Like many health conscious Americans, Dr. Rosalind Picard wears a fitness tracker on her wrist. But hers doesn’t just track steps, it has an extra sensor that gathers medical information.
Picard hopes the sensor, which measures the skin’s electrical response, will soon save lives by predicting major health events such as epileptic seizures. As a leading engineer at the MIT Media Lab, Dr. Picard researches the autonomic nervous system, which includes heart rate, respiration, digestion, perspiration, and the fight-or-flight response.
Picard’s smartwatch, developed by her company Empatica, records electrodermal (EDA) activity and wirelessly sends the data to a smartphone. The technology isn’t new, versions of the sensors have been used in polygraph tests for decades.
But new, highly sensitive sensor technology can now provide a continuous reading on our emotional states, linking the tiniest increase in sweating to psychological or physiological arousal.
Picard calls this idea of using tech to help bridge the gap between human emotions and technology, ‘Affective Computing’ and she has been driving this field of study for several years.
She takes her research personally, and wears her wristband sensor every day. It shows when she’s stressed, and when she’s calm, and yields surprising insights. When Picard compares her data with other researchers wearing the sensor, she notes that her tolerance of stress is higher than average. “We find individual differences in stress points,” Picard explained. “I tend to thrive on thrill-seeking high stress situations, but other people would go nuts with what I do.”
Using Sensors for Autism
The insight Picard has gleaned from electrodermal sensors go far beyond mood tracking. For people with autism, Picard’s lab has shown that the sensors can reveal emotional episodes that they might not be able to express verbally. “A person with autism gets overloaded and they shut down and retreat into their own little world,” she said.
Picard explained that autistic responses to difficult situations can seem non-intuitive and sudden to observers and might involve head banging, other self-injury, or catatonic behavior. “In some instances, they are doing this to release a neurotransmitter that can quell the pain.” Picard explains, “if an autistic kid is lying on the floor motionless, but his EDA sensor reads that his signals are through the roof, caregivers can make better decisions about how to respond.”

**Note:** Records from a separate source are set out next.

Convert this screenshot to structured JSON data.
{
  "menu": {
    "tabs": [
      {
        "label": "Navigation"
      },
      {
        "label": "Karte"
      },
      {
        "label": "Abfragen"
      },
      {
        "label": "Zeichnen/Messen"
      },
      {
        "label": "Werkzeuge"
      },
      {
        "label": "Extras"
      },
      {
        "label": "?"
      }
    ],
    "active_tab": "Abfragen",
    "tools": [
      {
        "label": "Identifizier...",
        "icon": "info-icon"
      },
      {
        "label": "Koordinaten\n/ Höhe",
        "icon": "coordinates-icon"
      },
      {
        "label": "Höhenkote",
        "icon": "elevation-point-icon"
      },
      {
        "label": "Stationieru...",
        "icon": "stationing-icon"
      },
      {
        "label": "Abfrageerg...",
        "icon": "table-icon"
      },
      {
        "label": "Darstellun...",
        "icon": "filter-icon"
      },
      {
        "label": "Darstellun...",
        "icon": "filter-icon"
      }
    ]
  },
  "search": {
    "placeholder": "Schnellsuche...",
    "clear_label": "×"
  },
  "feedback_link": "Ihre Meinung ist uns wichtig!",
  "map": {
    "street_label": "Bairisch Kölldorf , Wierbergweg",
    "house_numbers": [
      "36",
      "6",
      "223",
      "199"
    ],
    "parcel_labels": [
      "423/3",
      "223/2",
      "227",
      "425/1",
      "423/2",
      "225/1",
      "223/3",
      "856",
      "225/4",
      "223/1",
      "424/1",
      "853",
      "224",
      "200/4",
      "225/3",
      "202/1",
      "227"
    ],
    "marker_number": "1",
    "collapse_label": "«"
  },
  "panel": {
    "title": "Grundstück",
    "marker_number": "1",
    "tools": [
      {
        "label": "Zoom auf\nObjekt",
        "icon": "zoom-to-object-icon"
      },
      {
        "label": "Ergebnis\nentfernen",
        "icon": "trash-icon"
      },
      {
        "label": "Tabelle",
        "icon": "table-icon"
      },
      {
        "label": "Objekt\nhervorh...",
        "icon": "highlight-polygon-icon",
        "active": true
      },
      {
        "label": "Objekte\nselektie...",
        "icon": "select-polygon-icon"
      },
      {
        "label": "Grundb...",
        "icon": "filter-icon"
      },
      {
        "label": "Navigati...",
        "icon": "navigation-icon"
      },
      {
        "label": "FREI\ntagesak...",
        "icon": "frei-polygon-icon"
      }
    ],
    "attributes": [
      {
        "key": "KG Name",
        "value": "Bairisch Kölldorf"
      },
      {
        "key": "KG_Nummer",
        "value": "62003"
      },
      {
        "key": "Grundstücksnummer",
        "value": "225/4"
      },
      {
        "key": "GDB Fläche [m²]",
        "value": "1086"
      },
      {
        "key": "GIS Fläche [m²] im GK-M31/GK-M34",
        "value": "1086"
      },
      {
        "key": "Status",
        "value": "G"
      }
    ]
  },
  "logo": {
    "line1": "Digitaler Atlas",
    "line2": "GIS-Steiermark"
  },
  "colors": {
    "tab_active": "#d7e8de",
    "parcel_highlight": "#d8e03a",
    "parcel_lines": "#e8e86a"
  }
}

Electrodermal sensors also have important implications for youth with epilepsy, which Picard discovered when one of her students placed the sensors on his brother. Twenty minutes before his brother had a Grand Mal seizure, the sensors registered off-the-charts skin conductance.
After further study, Picard and her collaborators were able to show in peer-reviewed scientific publications that EDA sensors could provide reliable warning for seizures in some patients.
During very serious and possibly life-threatening seizures, respiration can be affected and even stopped. Known as sudden unexpected death in epilepsy (SUDEP), this is a risk especially for children, affecting 3 in 100 epileptics, often during sleep. “That risk is a lot higher than other causes of death. SUDEP kills more people than house fires, more than AIDS, and it is very stigmatized,” said Picard. “But we believe it is preventable in most cases.”
Last fall, Picard’s company, Empatica, launched a crowdfunding campaign on Indiegogo and raised over $700,000. The smartwatch, called Embrace, combines technology from fitness trackers with EDA and heart rate sensors to measure stress, epileptic seizures, activity and sleep. The company’s challenge now is to complete the FDA approval process and finish production on the first models that will go to backers of the campaign, many of whom are epileptics.